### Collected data
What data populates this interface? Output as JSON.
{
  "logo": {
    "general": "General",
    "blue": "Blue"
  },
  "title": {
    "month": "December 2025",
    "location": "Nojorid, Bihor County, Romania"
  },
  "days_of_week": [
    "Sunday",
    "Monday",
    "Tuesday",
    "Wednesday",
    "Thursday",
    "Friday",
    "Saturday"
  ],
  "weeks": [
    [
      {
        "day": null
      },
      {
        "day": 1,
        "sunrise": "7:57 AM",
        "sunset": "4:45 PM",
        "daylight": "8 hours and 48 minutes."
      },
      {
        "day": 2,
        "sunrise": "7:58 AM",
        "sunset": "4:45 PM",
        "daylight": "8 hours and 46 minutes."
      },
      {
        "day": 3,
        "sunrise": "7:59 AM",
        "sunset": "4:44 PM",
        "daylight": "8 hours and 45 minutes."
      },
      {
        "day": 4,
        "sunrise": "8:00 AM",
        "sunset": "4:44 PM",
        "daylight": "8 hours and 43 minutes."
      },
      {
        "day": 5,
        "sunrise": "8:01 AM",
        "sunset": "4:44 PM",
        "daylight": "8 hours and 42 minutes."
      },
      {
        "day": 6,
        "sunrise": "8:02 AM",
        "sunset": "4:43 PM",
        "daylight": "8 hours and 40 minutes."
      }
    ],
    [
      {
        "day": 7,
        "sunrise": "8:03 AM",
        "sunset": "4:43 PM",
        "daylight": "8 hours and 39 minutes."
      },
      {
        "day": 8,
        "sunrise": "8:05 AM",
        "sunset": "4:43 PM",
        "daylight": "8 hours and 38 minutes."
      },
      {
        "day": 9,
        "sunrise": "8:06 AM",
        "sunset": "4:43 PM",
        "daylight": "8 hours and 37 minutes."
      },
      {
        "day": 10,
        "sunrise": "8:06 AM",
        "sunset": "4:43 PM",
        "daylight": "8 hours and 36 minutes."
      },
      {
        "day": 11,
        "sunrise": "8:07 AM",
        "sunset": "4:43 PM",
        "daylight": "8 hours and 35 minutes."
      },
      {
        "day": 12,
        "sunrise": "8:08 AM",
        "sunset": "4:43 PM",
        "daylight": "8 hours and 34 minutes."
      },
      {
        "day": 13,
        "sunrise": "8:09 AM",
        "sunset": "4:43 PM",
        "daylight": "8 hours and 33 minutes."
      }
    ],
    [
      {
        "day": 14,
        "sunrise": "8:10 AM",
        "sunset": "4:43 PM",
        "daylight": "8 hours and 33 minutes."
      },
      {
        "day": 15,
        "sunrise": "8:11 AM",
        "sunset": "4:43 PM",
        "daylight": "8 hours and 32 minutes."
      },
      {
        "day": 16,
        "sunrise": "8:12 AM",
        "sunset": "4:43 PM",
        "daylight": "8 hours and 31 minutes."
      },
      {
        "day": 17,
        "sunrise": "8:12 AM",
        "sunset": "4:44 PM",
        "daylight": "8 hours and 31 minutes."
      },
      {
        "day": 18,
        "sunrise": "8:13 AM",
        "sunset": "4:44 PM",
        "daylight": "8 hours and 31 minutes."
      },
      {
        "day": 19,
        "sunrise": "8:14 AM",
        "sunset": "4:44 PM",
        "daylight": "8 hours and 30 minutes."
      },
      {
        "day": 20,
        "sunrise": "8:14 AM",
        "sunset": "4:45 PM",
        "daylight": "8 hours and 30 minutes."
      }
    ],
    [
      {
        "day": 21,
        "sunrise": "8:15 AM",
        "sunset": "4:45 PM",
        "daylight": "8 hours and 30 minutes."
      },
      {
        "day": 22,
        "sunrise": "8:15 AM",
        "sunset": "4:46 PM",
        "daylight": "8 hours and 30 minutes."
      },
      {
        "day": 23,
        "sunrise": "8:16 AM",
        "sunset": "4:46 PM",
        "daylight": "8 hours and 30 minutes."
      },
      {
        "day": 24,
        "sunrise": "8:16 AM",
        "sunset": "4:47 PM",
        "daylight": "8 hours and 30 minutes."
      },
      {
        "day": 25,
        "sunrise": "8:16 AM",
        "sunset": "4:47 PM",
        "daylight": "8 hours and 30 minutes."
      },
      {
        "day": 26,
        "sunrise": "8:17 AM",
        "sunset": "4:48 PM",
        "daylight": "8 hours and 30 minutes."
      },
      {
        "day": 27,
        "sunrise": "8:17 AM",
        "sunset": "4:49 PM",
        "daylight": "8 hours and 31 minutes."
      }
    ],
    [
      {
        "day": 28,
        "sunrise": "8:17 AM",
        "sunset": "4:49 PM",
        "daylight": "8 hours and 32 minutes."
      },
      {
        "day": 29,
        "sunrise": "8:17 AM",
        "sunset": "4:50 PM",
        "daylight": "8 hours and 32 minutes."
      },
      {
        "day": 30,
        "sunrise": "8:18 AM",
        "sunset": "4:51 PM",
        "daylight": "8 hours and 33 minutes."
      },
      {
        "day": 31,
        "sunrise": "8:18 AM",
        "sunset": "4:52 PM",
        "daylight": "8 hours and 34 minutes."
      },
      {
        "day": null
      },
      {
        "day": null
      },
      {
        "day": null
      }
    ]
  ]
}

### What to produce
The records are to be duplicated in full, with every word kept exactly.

### Solved problem
What data populates this interface? Output as JSON.
{
  "logo": {
    "general": "General",
    "blue": "Blue"
  },
  "title": {
    "month": "December 2025",
    "location": "Nojorid, Bihor County, Romania"
  },
  "days_of_week": [
    "Sunday",
    "Monday",
    "Tuesday",
    "Wednesday",
    "Thursday",
    "Friday",
    "Saturday"
  ],
  "weeks": [
    [
      {
        "day": null
      },
      {
        "day": 1,
        "sunrise": "7:57 AM",
        "sunset": "4:45 PM",
        "daylight": "8 hours and 48 minutes."
      },
      {
        "day": 2,
        "sunrise": "7:58 AM",
        "sunset": "4:45 PM",
        "daylight": "8 hours and 46 minutes."
      },
      {
        "day": 3,
        "sunrise": "7:59 AM",
        "sunset": "4:44 PM",
        "daylight": "8 hours and 45 minutes."
      },
      {
        "day": 4,
        "sunrise": "8:00 AM",
        "sunset": "4:44 PM",
        "daylight": "8 hours and 43 minutes."
      },
      {
        "day": 5,
        "sunrise": "8:01 AM",
        "sunset": "4:44 PM",
        "daylight": "8 hours and 42 minutes."
      },
      {
        "day": 6,
        "sunrise": "8:02 AM",
        "sunset": "4:43 PM",
        "daylight": "8 hours and 40 minutes."
      }
    ],
    [
      {
        "day": 7,
        "sunrise": "8:03 AM",
        "sunset": "4:43 PM",
        "daylight": "8 hours and 39 minutes."
      },
      {
        "day": 8,
        "sunrise": "8:05 AM",
        "sunset": "4:43 PM",
        "daylight": "8 hours and 38 minutes."
      },
      {
        "day": 9,
        "sunrise": "8:06 AM",
        "sunset": "4:43 PM",
        "daylight": "8 hours and 37 minutes."
      },
      {
        "day": 10,
        "sunrise": "8:06 AM",
        "sunset": "4:43 PM",
        "daylight": "8 hours and 36 minutes."
      },
      {
        "day": 11,
        "sunrise": "8:07 AM",
        "sunset": "4:43 PM",
        "daylight": "8 hours and 35 minutes."
      },
      {
        "day": 12,
        "sunrise": "8:08 AM",
        "sunset": "4:43 PM",
        "daylight": "8 hours and 34 minutes."
      },
      {
        "day": 13,
        "sunrise": "8:09 AM",
        "sunset": "4:43 PM",
        "daylight": "8 hours and 33 minutes."
      }
    ],
    [
      {
        "day": 14,
        "sunrise": "8:10 AM",
        "sunset": "4:43 PM",
        "daylight": "8 hours and 33 minutes."
      },
      {
        "day": 15,
        "sunrise": "8:11 AM",
        "sunset": "4:43 PM",
        "daylight": "8 hours and 32 minutes."
      },
      {
        "day": 16,
        "sunrise": "8:12 AM",
        "sunset": "4:43 PM",
        "daylight": "8 hours and 31 minutes."
      },
      {
        "day": 17,
        "sunrise": "8:12 AM",
        "sunset": "4:44 PM",
        "daylight": "8 hours and 31 minutes."
      },
      {
        "day": 18,
        "sunrise": "8:13 AM",
        "sunset": "4:44 PM",
        "daylight": "8 hours and 31 minutes."
      },
      {
        "day": 19,
        "sunrise": "8:14 AM",
        "sunset": "4:44 PM",
        "daylight": "8 hours and 30 minutes."
      },
      {
        "day": 20,
        "sunrise": "8:14 AM",
        "sunset": "4:45 PM",
        "daylight": "8 hours and 30 minutes."
      }
    ],
    [
      {
        "day": 21,
        "sunrise": "8:15 AM",
        "sunset": "4:45 PM",
        "daylight": "8 hours and 30 minutes."
      },
      {
        "day": 22,
        "sunrise": "8:15 AM",
        "sunset": "4:46 PM",
        "daylight": "8 hours and 30 minutes."
      },
      {
        "day": 23,
        "sunrise": "8:16 AM",
        "sunset": "4:46 PM",
        "daylight": "8 hours and 30 minutes."
      },
      {
        "day": 24,
        "sunrise": "8:16 AM",
        "sunset": "4:47 PM",
        "daylight": "8 hours and 30 minutes."
      },
      {
        "day": 25,
        "sunrise": "8:16 AM",
        "sunset": "4:47 PM",
        "daylight": "8 hours and 30 minutes."
      },
      {
        "day": 26,
        "sunrise": "8:17 AM",
        "sunset": "4:48 PM",
        "daylight": "8 hours and 30 minutes."
      },
      {
        "day": 27,
        "sunrise": "8:17 AM",
        "sunset": "4:49 PM",
        "daylight": "8 hours and 31 minutes."
      }
    ],
    [
      {
        "day": 28,
        "sunrise": "8:17 AM",
        "sunset": "4:49 PM",
        "daylight": "8 hours and 32 minutes."
      },
      {
        "day": 29,
        "sunrise": "8:17 AM",
        "sunset": "4:50 PM",
        "daylight": "8 hours and 32 minutes."
      },
      {
        "day": 30,
        "sunrise": "8:18 AM",
        "sunset": "4:51 PM",
        "daylight": "8 hours and 33 minutes."
      },
      {
        "day": 31,
        "sunrise": "8:18 AM",
        "sunset": "4:52 PM",
        "daylight": "8 hours and 34 minutes."
      },
      {
        "day": null
      },
      {
        "day": null
      },
      {
        "day": null
      }
    ]
  ]
}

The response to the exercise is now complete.